* _YOUR GOAL_: Each line below that includes the word "this" is to be reported.

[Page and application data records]
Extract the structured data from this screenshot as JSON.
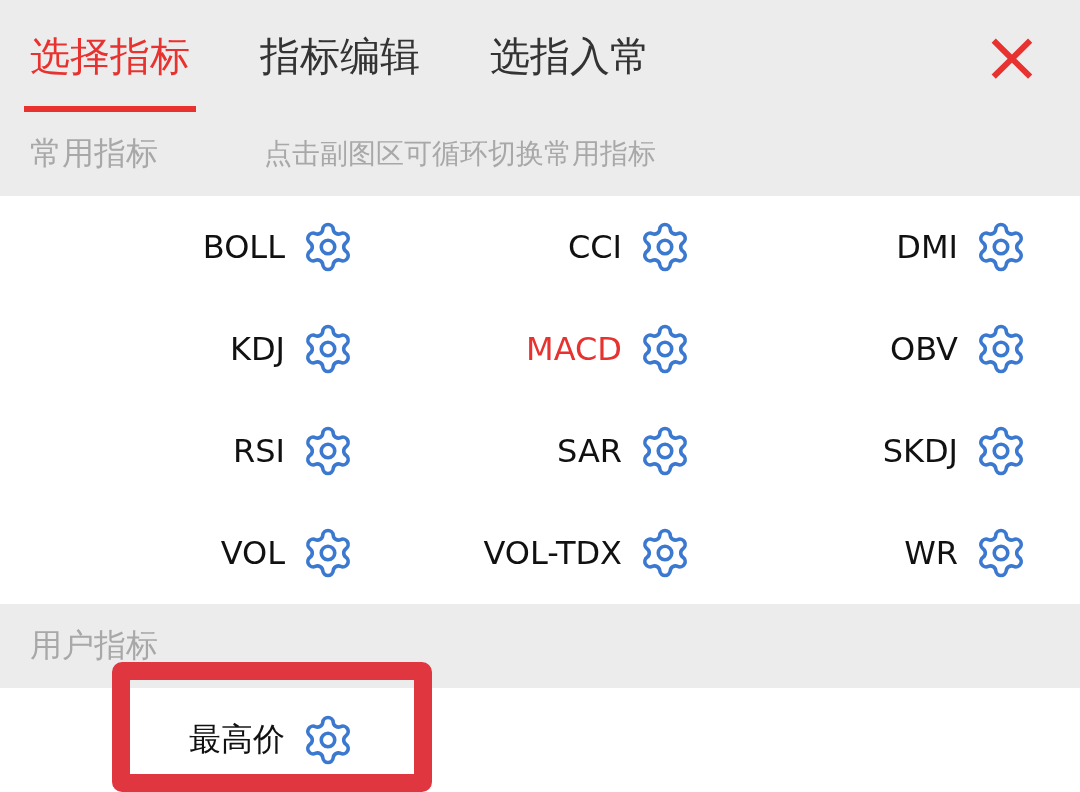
{
  "tabs": [
    {
      "label": "选择指标",
      "selected": true
    },
    {
      "label": "指标编辑",
      "selected": false
    },
    {
      "label": "选指入常",
      "selected": false
    }
  ],
  "close": {
    "label": "×"
  },
  "common_section": {
    "title": "常用指标",
    "hint": "点击副图区可循环切换常用指标"
  },
  "common_indicators": [
    {
      "name": "BOLL",
      "selected": false
    },
    {
      "name": "CCI",
      "selected": false
    },
    {
      "name": "DMI",
      "selected": false
    },
    {
      "name": "KDJ",
      "selected": false
    },
    {
      "name": "MACD",
      "selected": true
    },
    {
      "name": "OBV",
      "selected": false
    },
    {
      "name": "RSI",
      "selected": false
    },
    {
      "name": "SAR",
      "selected": false
    },
    {
      "name": "SKDJ",
      "selected": false
    },
    {
      "name": "VOL",
      "selected": false
    },
    {
      "name": "VOL-TDX",
      "selected": false
    },
    {
      "name": "WR",
      "selected": false
    }
  ],
  "user_section": {
    "title": "用户指标"
  },
  "user_indicators": [
    {
      "name": "最高价",
      "selected": false,
      "highlighted": true
    }
  ]
}
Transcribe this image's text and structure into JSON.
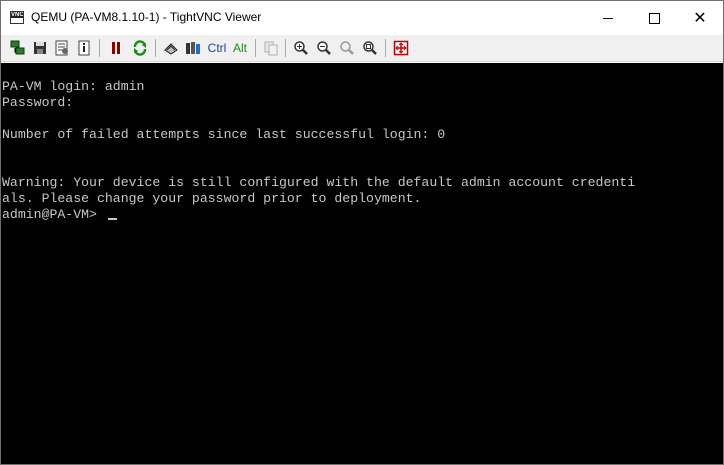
{
  "window": {
    "title": "QEMU (PA-VM8.1.10-1) - TightVNC Viewer",
    "app_icon_label": "VNC"
  },
  "toolbar": {
    "items": [
      {
        "name": "new-connection-icon"
      },
      {
        "name": "save-icon"
      },
      {
        "name": "options-icon"
      },
      {
        "name": "connection-info-icon"
      },
      {
        "name": "pause-icon"
      },
      {
        "name": "refresh-icon"
      },
      {
        "name": "ctrl-alt-del-icon"
      },
      {
        "name": "ctrl-esc-icon"
      },
      {
        "name": "ctrl-key",
        "label": "Ctrl"
      },
      {
        "name": "alt-key",
        "label": "Alt"
      },
      {
        "name": "copy-clipboard-icon"
      },
      {
        "name": "zoom-in-icon"
      },
      {
        "name": "zoom-out-icon"
      },
      {
        "name": "zoom-100-icon"
      },
      {
        "name": "zoom-fit-icon"
      },
      {
        "name": "fullscreen-icon"
      }
    ],
    "ctrl_label": "Ctrl",
    "alt_label": "Alt"
  },
  "terminal": {
    "lines": [
      "PA-VM login: admin",
      "Password:",
      "",
      "Number of failed attempts since last successful login: 0",
      "",
      "",
      "Warning: Your device is still configured with the default admin account credenti",
      "als. Please change your password prior to deployment.",
      "admin@PA-VM> "
    ]
  }
}
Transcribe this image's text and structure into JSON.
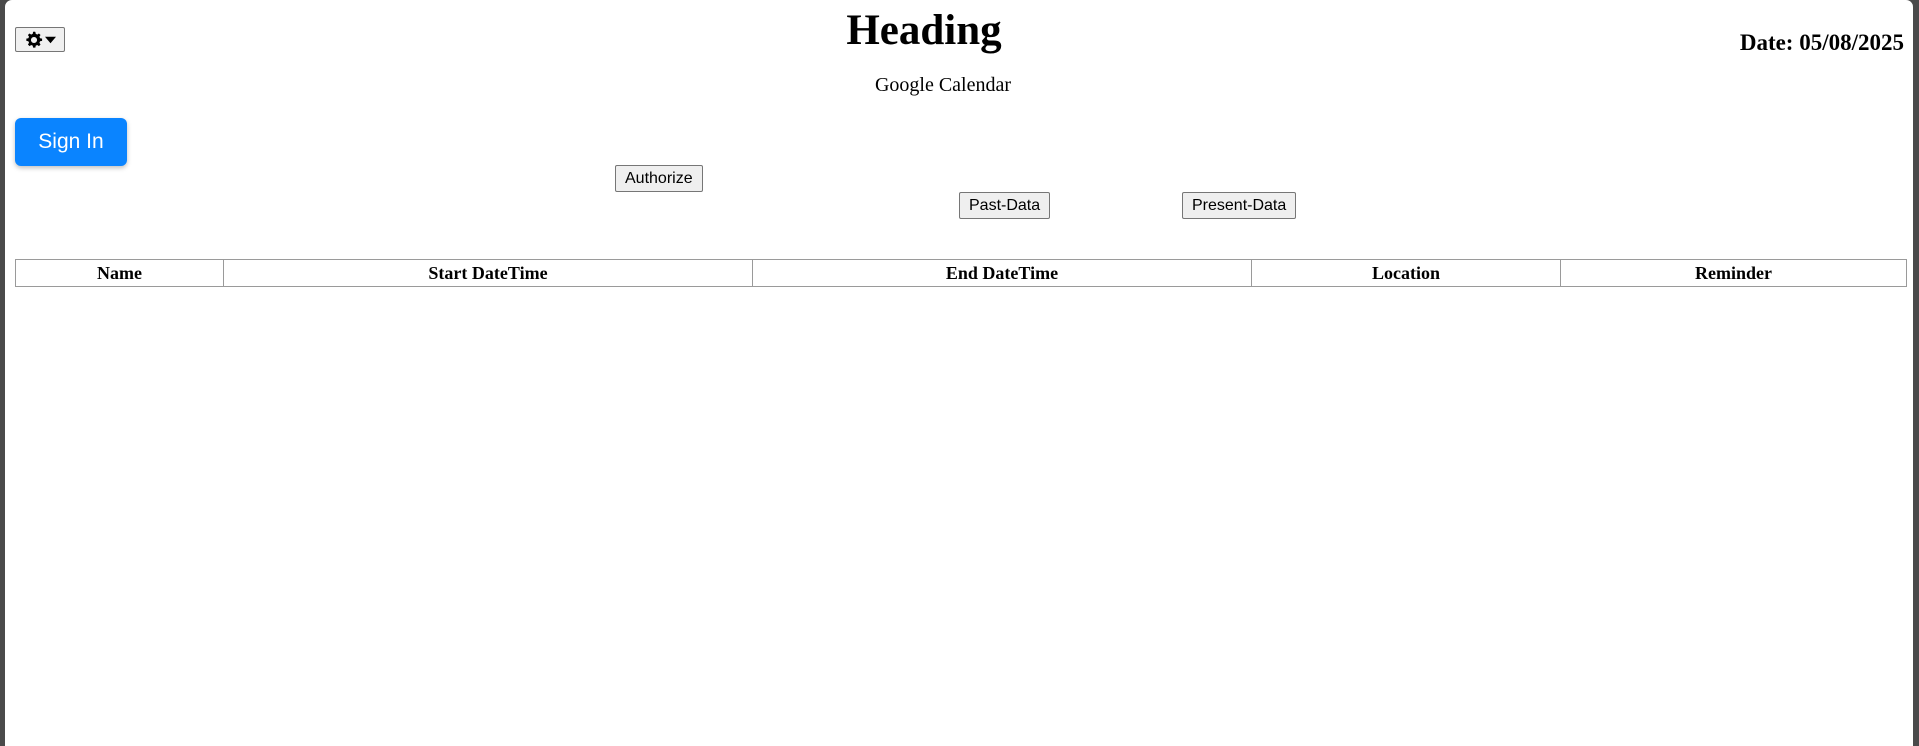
{
  "header": {
    "heading": "Heading",
    "date_label": "Date: 05/08/2025",
    "subtitle": "Google Calendar"
  },
  "toolbar": {
    "settings_icon": "gear-icon",
    "dropdown_icon": "caret-down-icon"
  },
  "buttons": {
    "sign_in": "Sign In",
    "authorize": "Authorize",
    "past_data": "Past-Data",
    "present_data": "Present-Data"
  },
  "table": {
    "columns": [
      "Name",
      "Start DateTime",
      "End DateTime",
      "Location",
      "Reminder"
    ],
    "rows": []
  },
  "colors": {
    "primary_button": "#0a84ff",
    "page_background": "#ffffff",
    "frame_background": "#4a4a4a"
  }
}
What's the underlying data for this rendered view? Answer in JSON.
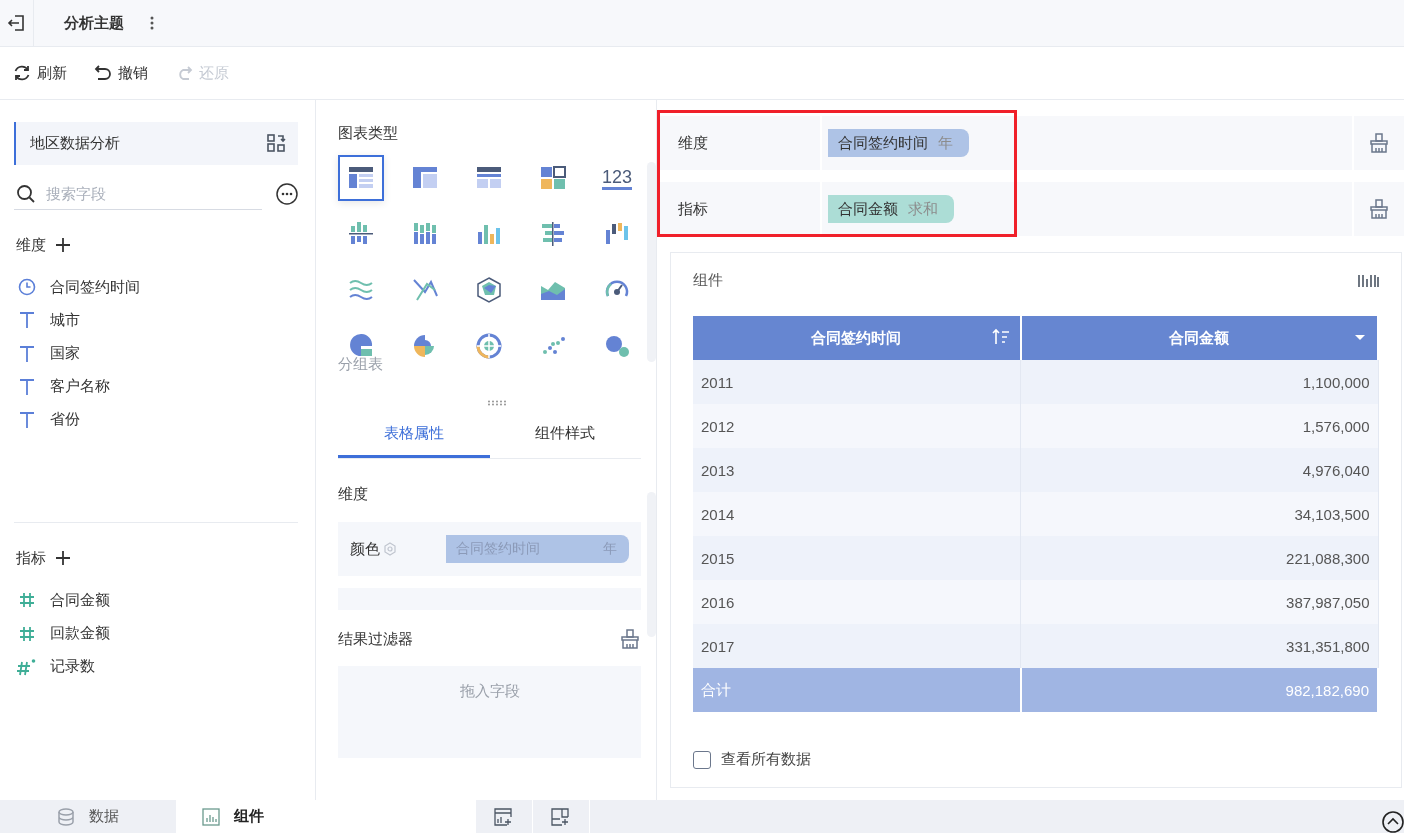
{
  "top_bar": {
    "title": "分析主题"
  },
  "toolbar": [
    {
      "label": "刷新",
      "kind": "refresh",
      "disabled": false
    },
    {
      "label": "撤销",
      "kind": "undo",
      "disabled": false
    },
    {
      "label": "还原",
      "kind": "redo",
      "disabled": true
    }
  ],
  "data_panel": {
    "dataset": "地区数据分析",
    "search": {
      "placeholder": "搜索字段"
    },
    "dimensions": {
      "title": "维度",
      "fields": [
        {
          "name": "合同签约时间",
          "kind": "date"
        },
        {
          "name": "城市",
          "kind": "text"
        },
        {
          "name": "国家",
          "kind": "text"
        },
        {
          "name": "客户名称",
          "kind": "text"
        },
        {
          "name": "省份",
          "kind": "text"
        }
      ]
    },
    "metrics": {
      "title": "指标",
      "fields": [
        {
          "name": "合同金额",
          "kind": "number"
        },
        {
          "name": "回款金额",
          "kind": "number"
        },
        {
          "name": "记录数",
          "kind": "count"
        }
      ]
    }
  },
  "chart_panel": {
    "title": "图表类型",
    "chart_types": [
      {
        "kind": "grouped-table",
        "selected": true
      },
      {
        "kind": "cross-table",
        "selected": false
      },
      {
        "kind": "detail-table",
        "selected": false
      },
      {
        "kind": "card-grid",
        "selected": false
      },
      {
        "kind": "number",
        "label": "123",
        "selected": false
      },
      {
        "kind": "grouped-bar",
        "selected": false
      },
      {
        "kind": "stacked-bar",
        "selected": false
      },
      {
        "kind": "bar",
        "selected": false
      },
      {
        "kind": "horizontal-bar",
        "selected": false
      },
      {
        "kind": "range-bar",
        "selected": false
      },
      {
        "kind": "wave",
        "selected": false
      },
      {
        "kind": "line",
        "selected": false
      },
      {
        "kind": "radar",
        "selected": false
      },
      {
        "kind": "area",
        "selected": false
      },
      {
        "kind": "gauge",
        "selected": false
      },
      {
        "kind": "pie",
        "selected": false
      },
      {
        "kind": "rose",
        "selected": false
      },
      {
        "kind": "sunburst",
        "selected": false
      },
      {
        "kind": "scatter",
        "selected": false
      },
      {
        "kind": "bubble",
        "selected": false
      }
    ],
    "type_name": "分组表",
    "tabs": [
      {
        "label": "表格属性",
        "selected": true
      },
      {
        "label": "组件样式",
        "selected": false
      }
    ],
    "property_section": "维度",
    "properties": [
      {
        "label": "颜色",
        "field": "合同签约时间",
        "unit": "年"
      }
    ],
    "result_filter": {
      "title": "结果过滤器",
      "placeholder": "拖入字段"
    }
  },
  "field_wells": [
    {
      "label": "维度",
      "kind": "dimension",
      "field": "合同签约时间",
      "unit": "年"
    },
    {
      "label": "指标",
      "kind": "metric",
      "field": "合同金额",
      "unit": "求和"
    }
  ],
  "component": {
    "title": "组件",
    "table": {
      "columns": [
        {
          "label": "合同签约时间",
          "kind": "sort"
        },
        {
          "label": "合同金额",
          "kind": "menu"
        }
      ],
      "rows": [
        [
          "2011",
          "1,100,000"
        ],
        [
          "2012",
          "1,576,000"
        ],
        [
          "2013",
          "4,976,040"
        ],
        [
          "2014",
          "34,103,500"
        ],
        [
          "2015",
          "221,088,300"
        ],
        [
          "2016",
          "387,987,050"
        ],
        [
          "2017",
          "331,351,800"
        ]
      ],
      "total": [
        "合计",
        "982,182,690"
      ]
    },
    "show_all": {
      "label": "查看所有数据",
      "checked": false
    }
  },
  "bottom_tabs": [
    {
      "label": "数据",
      "kind": "data",
      "selected": false
    },
    {
      "label": "组件",
      "kind": "component",
      "selected": true
    }
  ]
}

* _REPLY_:
Extract the structured data from this screenshot as JSON.
Transcribe this image's text and structure into JSON.
Transcribe this image's text and structure into JSON.
What's the underlying data for this rendered view? Answer in JSON.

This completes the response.